Pride and selfishness distort personal relationships. Emily Bronte molds her charactersÃÂ interpersonal relationships within her book Wuthering Heights. Catherine and Heathcliff grow up amicably together, but share a strained relationship once Catherine marries Edgar. To suit his rage against Catherine, Heathcliff takes his revenge out on Isabella. Hindley and Heathcliff escalate from mutual dislike when they are children to having homicidal attitudes toward each other when they are adults. Hareton and CathyÃÂs relationship is changed for the better when she looks beyond his faults and sees him for who he really is.

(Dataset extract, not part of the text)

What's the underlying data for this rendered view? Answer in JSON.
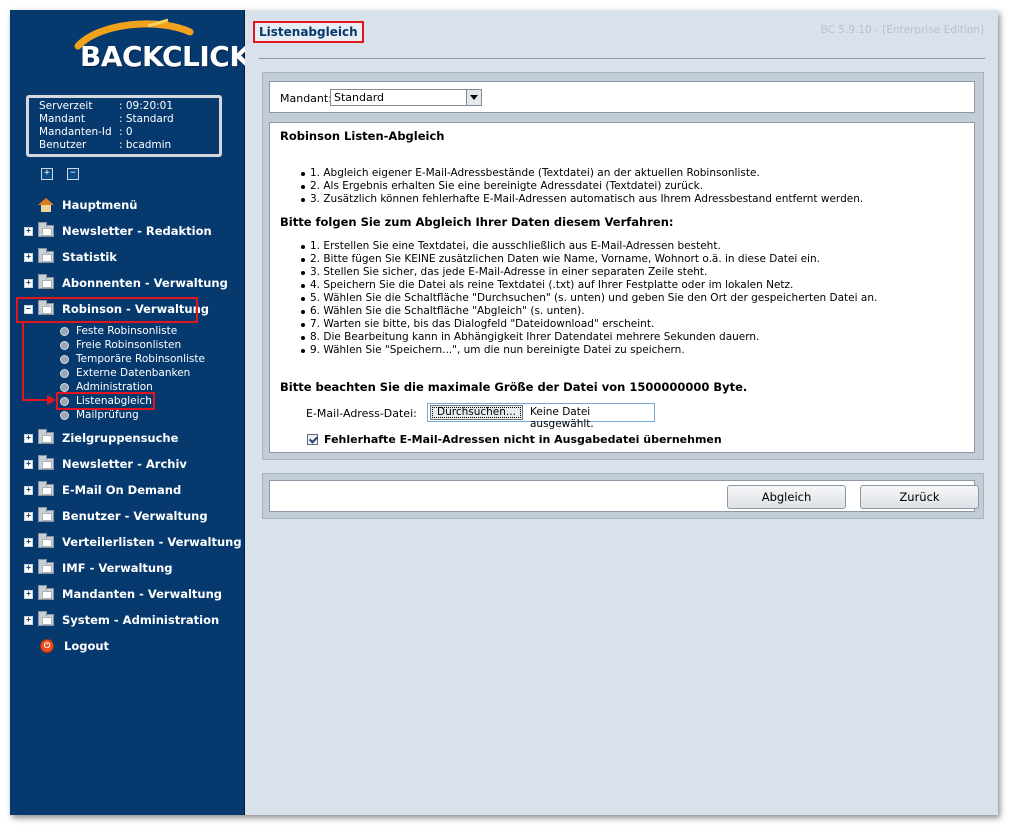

Catherine and HeathcliffÃÂs relationship changes drastically when Catherine marries Edgar. Edgar and Heathcliff obviously do not care for each other and Catherine forces the two of them together. When Heathcliff returns from his absence Edgar is unhappily surprised at CatherineÃÂs joy. Catherine attempts to make Edgar and Heathcliff like each other. She knows that Edgar ÃÂ[doesnÃÂt] like [Heathcliff]ÃÂ but asks that ÃÂfor [her] sake, [they] must be friends now.ÃÂ(115).
Catherine already knows that Heathcliff is not friendly and that Edgar will not like him, yet she continues to force a bond between them.
Catherine seems to understand that if she chooses one she canÃÂt have the other, but continues to push them together. Later Catherine spurs an argument between Edgar and Heathcliff over Isabella. She waits until ÃÂEdgar is restored from the ill-temper he gave way to at [HeathcliffÃÂs] coming.ÃÂ She then goes so far so to suggest that Heathcliff should ÃÂquarrel with Edgar, if [he] please[s]ÃÂ (138) when Edgar finds out about IsabellaÃÂs feeling for Heathcliff. Catherine is jealous of Isabella because she wants Heathcliff to show affection to her rather than Isabella. She wants Heathcliff to prove his love by fighting with her husband for her.
Catherine even continues to torture Heathcliff on her deathbed. She...